▶ Brief
Output the entries in full and verbatim, pictures omitted.
##### Data section
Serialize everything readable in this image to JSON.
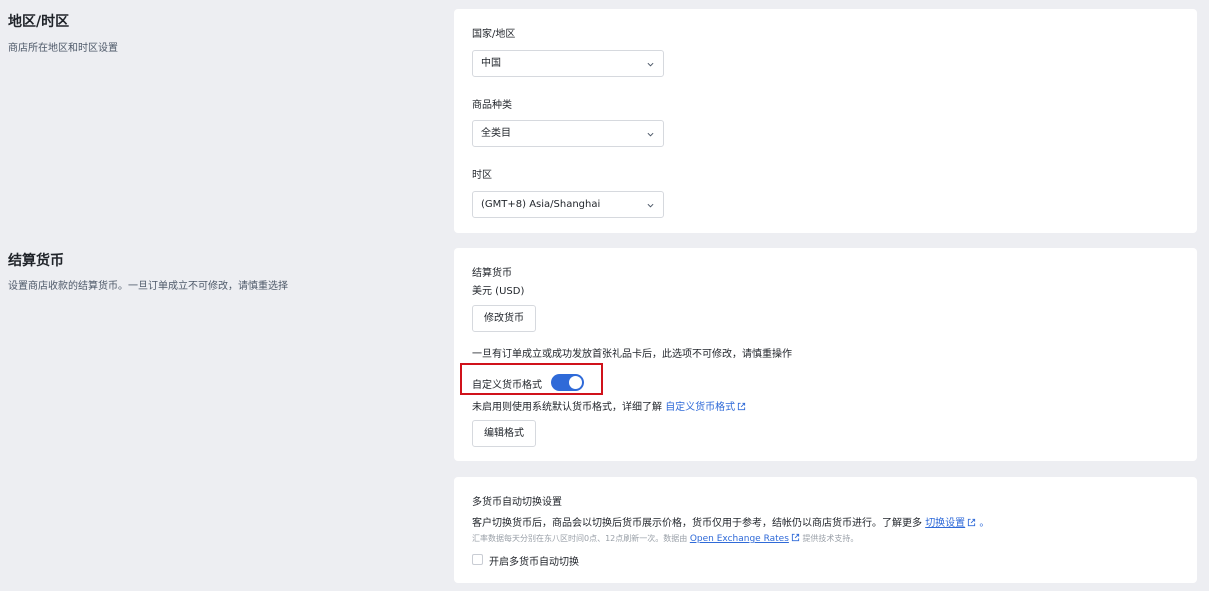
{
  "region": {
    "title": "地区/时区",
    "description": "商店所在地区和时区设置",
    "country_label": "国家/地区",
    "country_value": "中国",
    "category_label": "商品种类",
    "category_value": "全类目",
    "timezone_label": "时区",
    "timezone_value": "(GMT+8) Asia/Shanghai"
  },
  "currency": {
    "title": "结算货币",
    "description": "设置商店收款的结算货币。一旦订单成立不可修改，请慎重选择",
    "field_label": "结算货币",
    "field_value": "美元 (USD)",
    "change_button": "修改货币",
    "warning": "一旦有订单成立或成功发放首张礼品卡后，此选项不可修改，请慎重操作",
    "custom_format_label": "自定义货币格式",
    "custom_format_enabled": true,
    "custom_format_hint": "未启用则使用系统默认货币格式，详细了解",
    "custom_format_link": "自定义货币格式",
    "edit_format_button": "编辑格式"
  },
  "multi_currency": {
    "title": "多货币自动切换设置",
    "description": "客户切换货币后，商品会以切换后货币展示价格，货币仅用于参考，结帐仍以商店货币进行。了解更多",
    "settings_link": "切换设置",
    "trailing": "。",
    "note_prefix": "汇率数据每天分别在东八区时间0点、12点刷新一次。数据由",
    "note_link": "Open Exchange Rates",
    "note_suffix": "提供技术支持。",
    "checkbox_label": "开启多货币自动切换",
    "checkbox_checked": false
  },
  "colors": {
    "accent": "#2f6ad8",
    "highlight": "#d0121b",
    "background": "#edeef2"
  }
}
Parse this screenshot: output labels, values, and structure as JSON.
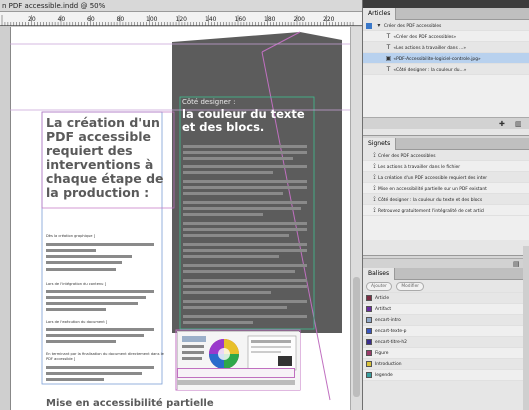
{
  "document": {
    "title": "n PDF accessible.indd @ 50%",
    "ruler_labels": [
      "20",
      "40",
      "60",
      "80",
      "100",
      "120",
      "140",
      "160",
      "180",
      "200",
      "220"
    ],
    "main_heading": "La création d'un PDF accessible requiert des interventions à chaque étape de la production :",
    "labels": [
      "Dès la création graphique ]",
      "Lors de l'intégration du contenu ]",
      "Lors de l'exécution du document ]",
      "En terminant par la finalisation du document directement dans le PDF accessible ]"
    ],
    "side_heading_small": "Côté designer :",
    "side_heading": "la couleur du texte et des blocs.",
    "footer_heading": "Mise en accessibilité partielle",
    "colors": {
      "dark_panel": "#5a5a5a",
      "frame": "#c070c0",
      "text_frame": "#7c9fd6",
      "accent": "#3a78c9"
    }
  },
  "articles_panel": {
    "tab": "Articles",
    "root": "Créer des PDF accessibles",
    "items": [
      {
        "label": "«Créer des PDF accessibles»",
        "icon": "text-T-icon",
        "selected": false
      },
      {
        "label": "«Les actions à travailler dans ...»",
        "icon": "text-T-icon",
        "selected": false
      },
      {
        "label": "«PDF-Accessibilite-logiciel-controle.jpg»",
        "icon": "image-icon",
        "selected": true
      },
      {
        "label": "«Côté designer : la couleur du...»",
        "icon": "text-T-icon",
        "selected": false
      }
    ]
  },
  "bookmarks_panel": {
    "tab": "Signets",
    "items": [
      "Créer des PDF accessibles",
      "Les actions à travailler dans le fichier",
      "La création d'un PDF accessible requiert des inter",
      "Mise en accessibilité partielle sur un PDF existant",
      "Côté designer : la couleur du texte et des blocs",
      "Retrouvez gratuitement l'intégralité de cet articl"
    ]
  },
  "tags_panel": {
    "tab": "Balises",
    "add_label": "Ajouter",
    "edit_label": "Modifier",
    "items": [
      {
        "label": "Article",
        "color": "#7b2d43"
      },
      {
        "label": "Artifact",
        "color": "#6a2ea0"
      },
      {
        "label": "encart-intro",
        "color": "#8fa8c8"
      },
      {
        "label": "encart-texte-p",
        "color": "#3a57c0"
      },
      {
        "label": "encart-titre-h2",
        "color": "#3a2e8f"
      },
      {
        "label": "Figure",
        "color": "#9b3a6a"
      },
      {
        "label": "Introduction",
        "color": "#d9c23a"
      },
      {
        "label": "legende",
        "color": "#3aa0a0"
      }
    ]
  }
}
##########
▶ Task response
Serialize everything readable in this image to JSON.
{
  "region": {
    "title": "地区/时区",
    "description": "商店所在地区和时区设置",
    "country_label": "国家/地区",
    "country_value": "中国",
    "category_label": "商品种类",
    "category_value": "全类目",
    "timezone_label": "时区",
    "timezone_value": "(GMT+8) Asia/Shanghai"
  },
  "currency": {
    "title": "结算货币",
    "description": "设置商店收款的结算货币。一旦订单成立不可修改，请慎重选择",
    "field_label": "结算货币",
    "field_value": "美元 (USD)",
    "change_button": "修改货币",
    "warning": "一旦有订单成立或成功发放首张礼品卡后，此选项不可修改，请慎重操作",
    "custom_format_label": "自定义货币格式",
    "custom_format_enabled": true,
    "custom_format_hint": "未启用则使用系统默认货币格式，详细了解",
    "custom_format_link": "自定义货币格式",
    "edit_format_button": "编辑格式"
  },
  "multi_currency": {
    "title": "多货币自动切换设置",
    "description": "客户切换货币后，商品会以切换后货币展示价格，货币仅用于参考，结帐仍以商店货币进行。了解更多",
    "settings_link": "切换设置",
    "trailing": "。",
    "note_prefix": "汇率数据每天分别在东八区时间0点、12点刷新一次。数据由",
    "note_link": "Open Exchange Rates",
    "note_suffix": "提供技术支持。",
    "checkbox_label": "开启多货币自动切换",
    "checkbox_checked": false
  },
  "colors": {
    "accent": "#2f6ad8",
    "highlight": "#d0121b",
    "background": "#edeef2"
  }
}
Parse this screenshot: output labels, values, and structure as JSON.
{
  "document": {
    "title": "n PDF accessible.indd @ 50%",
    "ruler_labels": [
      "20",
      "40",
      "60",
      "80",
      "100",
      "120",
      "140",
      "160",
      "180",
      "200",
      "220"
    ],
    "main_heading": "La création d'un PDF accessible requiert des interventions à chaque étape de la production :",
    "labels": [
      "Dès la création graphique ]",
      "Lors de l'intégration du contenu ]",
      "Lors de l'exécution du document ]",
      "En terminant par la finalisation du document directement dans le PDF accessible ]"
    ],
    "side_heading_small": "Côté designer :",
    "side_heading": "la couleur du texte et des blocs.",
    "footer_heading": "Mise en accessibilité partielle",
    "colors": {
      "dark_panel": "#5a5a5a",
      "frame": "#c070c0",
      "text_frame": "#7c9fd6",
      "accent": "#3a78c9"
    }
  },
  "articles_panel": {
    "tab": "Articles",
    "root": "Créer des PDF accessibles",
    "items": [
      {
        "label": "«Créer des PDF accessibles»",
        "icon": "text-T-icon",
        "selected": false
      },
      {
        "label": "«Les actions à travailler dans ...»",
        "icon": "text-T-icon",
        "selected": false
      },
      {
        "label": "«PDF-Accessibilite-logiciel-controle.jpg»",
        "icon": "image-icon",
        "selected": true
      },
      {
        "label": "«Côté designer : la couleur du...»",
        "icon": "text-T-icon",
        "selected": false
      }
    ]
  },
  "bookmarks_panel": {
    "tab": "Signets",
    "items": [
      "Créer des PDF accessibles",
      "Les actions à travailler dans le fichier",
      "La création d'un PDF accessible requiert des inter",
      "Mise en accessibilité partielle sur un PDF existant",
      "Côté designer : la couleur du texte et des blocs",
      "Retrouvez gratuitement l'intégralité de cet articl"
    ]
  },
  "tags_panel": {
    "tab": "Balises",
    "add_label": "Ajouter",
    "edit_label": "Modifier",
    "items": [
      {
        "label": "Article",
        "color": "#7b2d43"
      },
      {
        "label": "Artifact",
        "color": "#6a2ea0"
      },
      {
        "label": "encart-intro",
        "color": "#8fa8c8"
      },
      {
        "label": "encart-texte-p",
        "color": "#3a57c0"
      },
      {
        "label": "encart-titre-h2",
        "color": "#3a2e8f"
      },
      {
        "label": "Figure",
        "color": "#9b3a6a"
      },
      {
        "label": "Introduction",
        "color": "#d9c23a"
      },
      {
        "label": "legende",
        "color": "#3aa0a0"
      }
    ]
  }
}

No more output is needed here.